By Kristen Mitchell
Public health concerns around high sugar intake and what steps can be taken to address the issue will be highlighted in a series of three interdisciplinary events at George Washington University.
The Milken Institute School of Public Health, in conjunction with the Sumner M. Redstone Global Center for Prevention and Wellness, the GW Food Institute and the GW Institute for Corporate Responsibility will host the first seminar focused on sugar and sweeteners on Thursday.
The first event will address whether proposed policies for reducing sugar intake on a population level are viable. The seminar will bring together experts in public health, policy and industry. Allison Sylvetsky Meni, an assistant professor with the Department of Exercise and Nutrition Sciences, helped organize the event.
Individuals are consuming too much sugar through sweetened beverages and processed food, which can lead to obesity, diabetes and heart disease, Dr. Sylvetsky Meni said. It’s important to engage all stakeholders and take into account a variety of perspectives in order to make impactful changes, she said.
“We hope to bring together people from different disciplines and also people who have different or even opposing perspectives on reducing sugar and how we can do so” she said. “Bringing people to the table will help facilitate productive movement toward progress.”
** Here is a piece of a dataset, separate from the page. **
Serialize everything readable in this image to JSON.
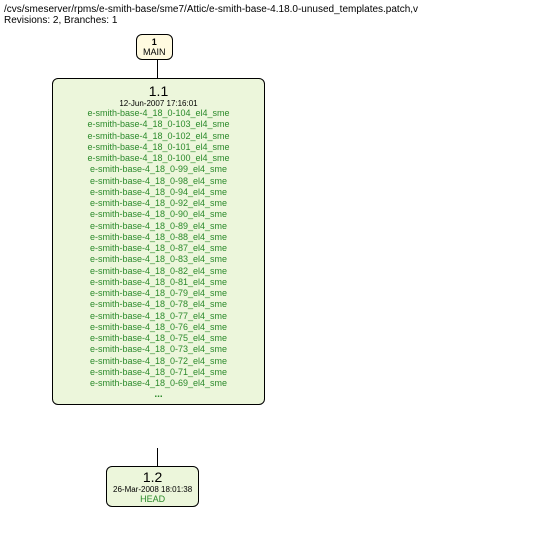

Thursday’s event is the first of a three-part series. On March 22, experts will discuss why reducing sugar intake is so difficult. An April 26 panel will talk about sugar alternatives and other avenues for reducing the population’s sugar intake. All three events will be held at the School of Public Health and are open to the public. Attendees are asked to RSVP online.
Bill Dietz, chair and director of the Sumner M. Redstone Global Center for Prevention and Wellness, said public education is critical to help people understand the complexity of the issues surrounding sugar. He is interested in ways to reduce sugar intake, particularly through sugary sports drinks and soda.
“Ultimately, the food and beverage industry is affected by the policies, including regulatory and legislative, that people in public health seek to inform. They are also responding to consumer demand for low- and no-calorie drinks,” Dr. Dietz said. “This sugar series provide an important opportunity for experts in public health, policy and industry to exchange ideas and explore solutions.”
Sugar poses a significant public health risk because sugary products are inexpensive, widely available and heavily marketed. Foods containing artificial sweeteners, while they do not have sugar or calories, can also have health impacts that need to be studied. Dr. Sylvetsky Meni’s research suggests the consumption of artificial sweeteners among children in the United States has skyrocketed by 200 percent over the last decade. Despite their popularity, some research shows these sugar substitutes may contribute to unhealthy weight gain.
“It’s not clear whether these are actually helpful in helping people manage their weight and preventing diabetes,” she said.
The population’s alarming sugar intake is a concern, and public health experts agree a multi-sector approach is needed to curb sugar consumption. How to accomplish that is a harder question, Dr. Sylvetsky Meni said.
SPH is launching a new bachelor’s of science in nutrition science degree program in Fall 2018 and is currently accepting internal transfers.